Problem to work on
Which lines of the entries below hold the word "label"? Report each of them.

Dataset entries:
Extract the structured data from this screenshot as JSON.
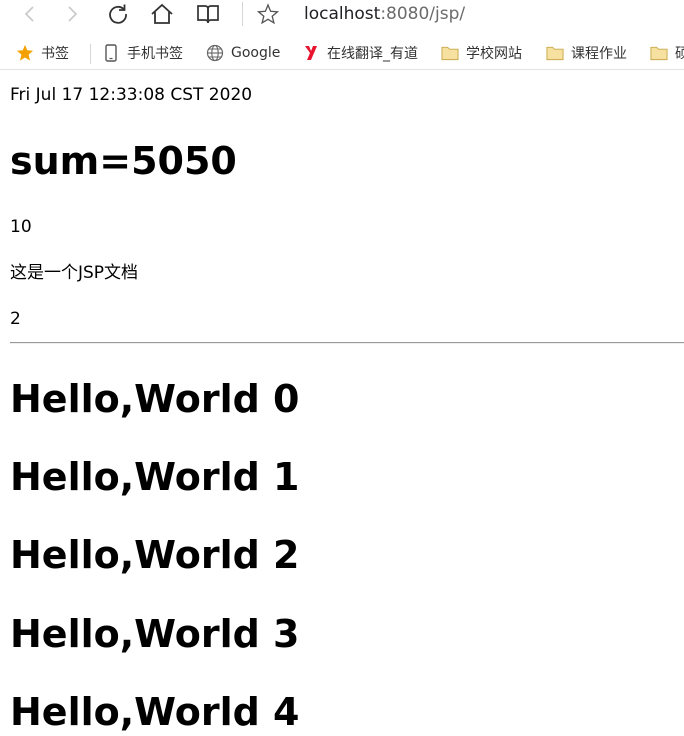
{
  "browser": {
    "url_host": "localhost",
    "url_rest": ":8080/jsp/",
    "bookmarks": [
      {
        "label": "书签",
        "icon": "star-icon"
      },
      {
        "label": "手机书签",
        "icon": "phone-icon"
      },
      {
        "label": "Google",
        "icon": "globe-icon"
      },
      {
        "label": "在线翻译_有道",
        "icon": "youdao-icon"
      },
      {
        "label": "学校网站",
        "icon": "folder-icon"
      },
      {
        "label": "课程作业",
        "icon": "folder-icon"
      },
      {
        "label": "硕",
        "icon": "folder-icon"
      }
    ],
    "colors": {
      "star": "#f4a100",
      "youdao": "#e8132f",
      "folder": "#f3d27a"
    }
  },
  "page": {
    "date": "Fri Jul 17 12:33:08 CST 2020",
    "sum_heading": "sum=5050",
    "value_10": "10",
    "jsp_text": "这是一个JSP文档",
    "value_2": "2",
    "hello_headings": [
      "Hello,World 0",
      "Hello,World 1",
      "Hello,World 2",
      "Hello,World 3",
      "Hello,World 4"
    ]
  }
}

Output for this exercise
        "label": "书签",
        "label": "手机书签",
        "label": "Google",
        "label": "在线翻译_有道",
        "label": "学校网站",
        "label": "课程作业",
        "label": "硕",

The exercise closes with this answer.